In an effort to weed out bad apples who may be complicit in the illegal entry of drugs and guns at our coastal areas, Griffith has imposed a polygraph test that asks pointed questions related to this problem. The measure is simply a logical extension of the procedure all police officers undergo upon entry to the service. In fact, it would be strange if officers were subject to a polygraph at the start of a potentially decades-long career then never tested once they have entered the service.
The contention of the 25 officers who have refused to be tested that the polygraphs are not in keeping with the terms and conditions of their employment is simply illogical. That said, to subject some officers to polygraph tests and not others has the potential to turn the polygraph procedure into a punitive one. It places officers under a pall of suspicion when there may be no basis for such.
As such, polygraph testing should be part of a wider, structured approach to finding out who the bad apples are and plucking them out. Pointing fingers to only certain divisions or geographic locations risks smearing officers unduly.
We applaud any lawful effort to assist in the elimination of the illegal drug trade. But those efforts should stretch to all portions of the country if the objective is the total elimination of the problem. Otherwise, we are simply transferring bad apples from one division to another. And the officers in question have legal rights and this matter could well end up in court.

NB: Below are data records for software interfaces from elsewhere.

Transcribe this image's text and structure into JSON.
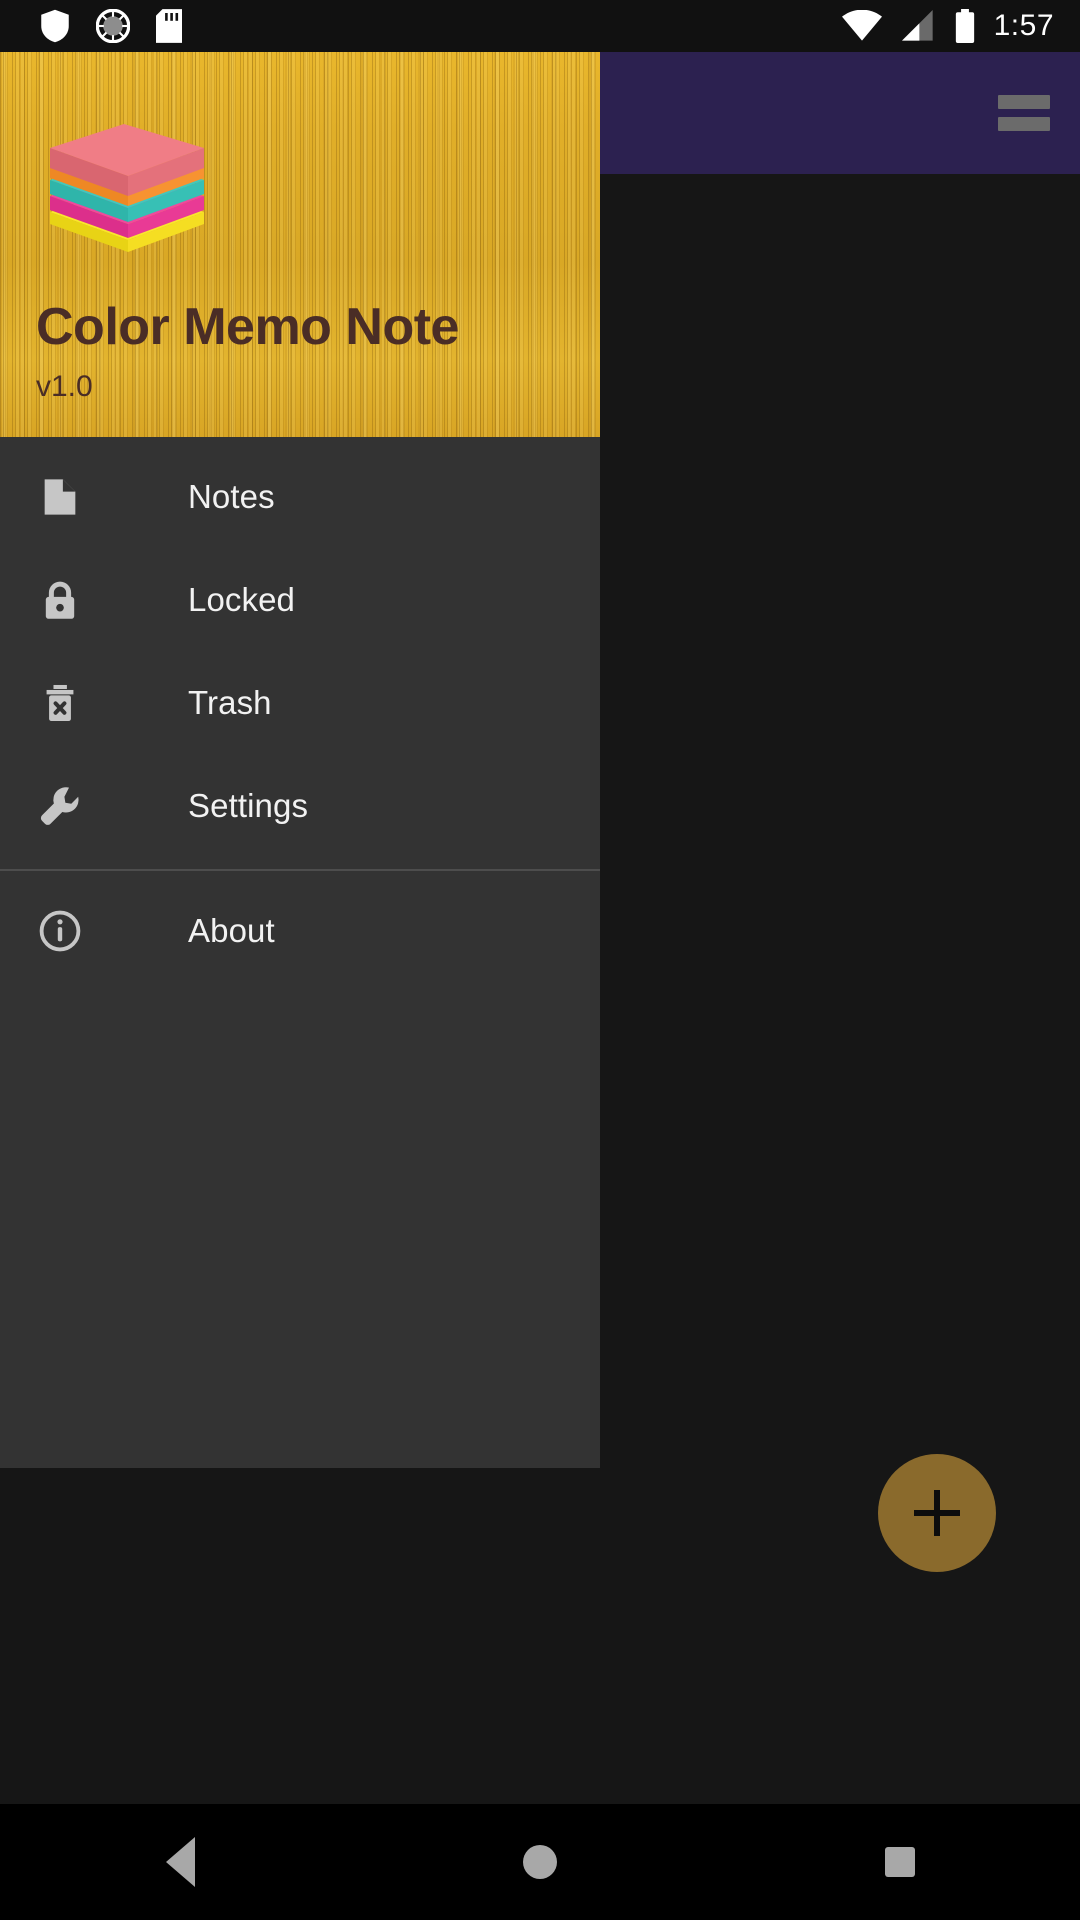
{
  "status_bar": {
    "icons_left": [
      "shield-icon",
      "sync-spinner-icon",
      "sd-card-icon"
    ],
    "icons_right": [
      "wifi-icon",
      "cell-signal-icon",
      "battery-icon"
    ],
    "time": "1:57"
  },
  "toolbar": {
    "background_color": "#2C2150",
    "overflow_label": "overflow-menu"
  },
  "drawer": {
    "header": {
      "app_title": "Color Memo Note",
      "version": "v1.0",
      "title_color": "#4A2D26",
      "background": "wood-texture-gold",
      "logo": {
        "name": "sticky-note-stack-logo",
        "layer_colors": [
          "#F07D86",
          "#FF9D3C",
          "#3FC9BE",
          "#F0479F",
          "#FAE62D"
        ]
      }
    },
    "menu": [
      {
        "id": "notes",
        "label": "Notes",
        "icon": "document-icon"
      },
      {
        "id": "locked",
        "label": "Locked",
        "icon": "lock-icon"
      },
      {
        "id": "trash",
        "label": "Trash",
        "icon": "trash-delete-icon"
      },
      {
        "id": "settings",
        "label": "Settings",
        "icon": "wrench-icon"
      }
    ],
    "menu_bottom": [
      {
        "id": "about",
        "label": "About",
        "icon": "info-circle-icon"
      }
    ],
    "background_color": "#333333",
    "label_color": "#F2F2F2",
    "icon_color": "#C6C6C6"
  },
  "content": {
    "fab": {
      "label": "+",
      "icon": "plus-icon",
      "color": "#8A6A2C"
    },
    "background_color": "#161616"
  },
  "nav_bar": {
    "back": "back-icon",
    "home": "home-icon",
    "recents": "recents-icon"
  }
}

In the meanwhile, a compromise should be brokered between Griffith and the Police Social and Welfare Association to work out a consensus approach to lie detectors. That approach should become a set policy, applicable across the board. All officers should serve with the knowledge that their integrity is something they must maintain not only at the start of their careers but as long as they continue to be a part of the Police Service.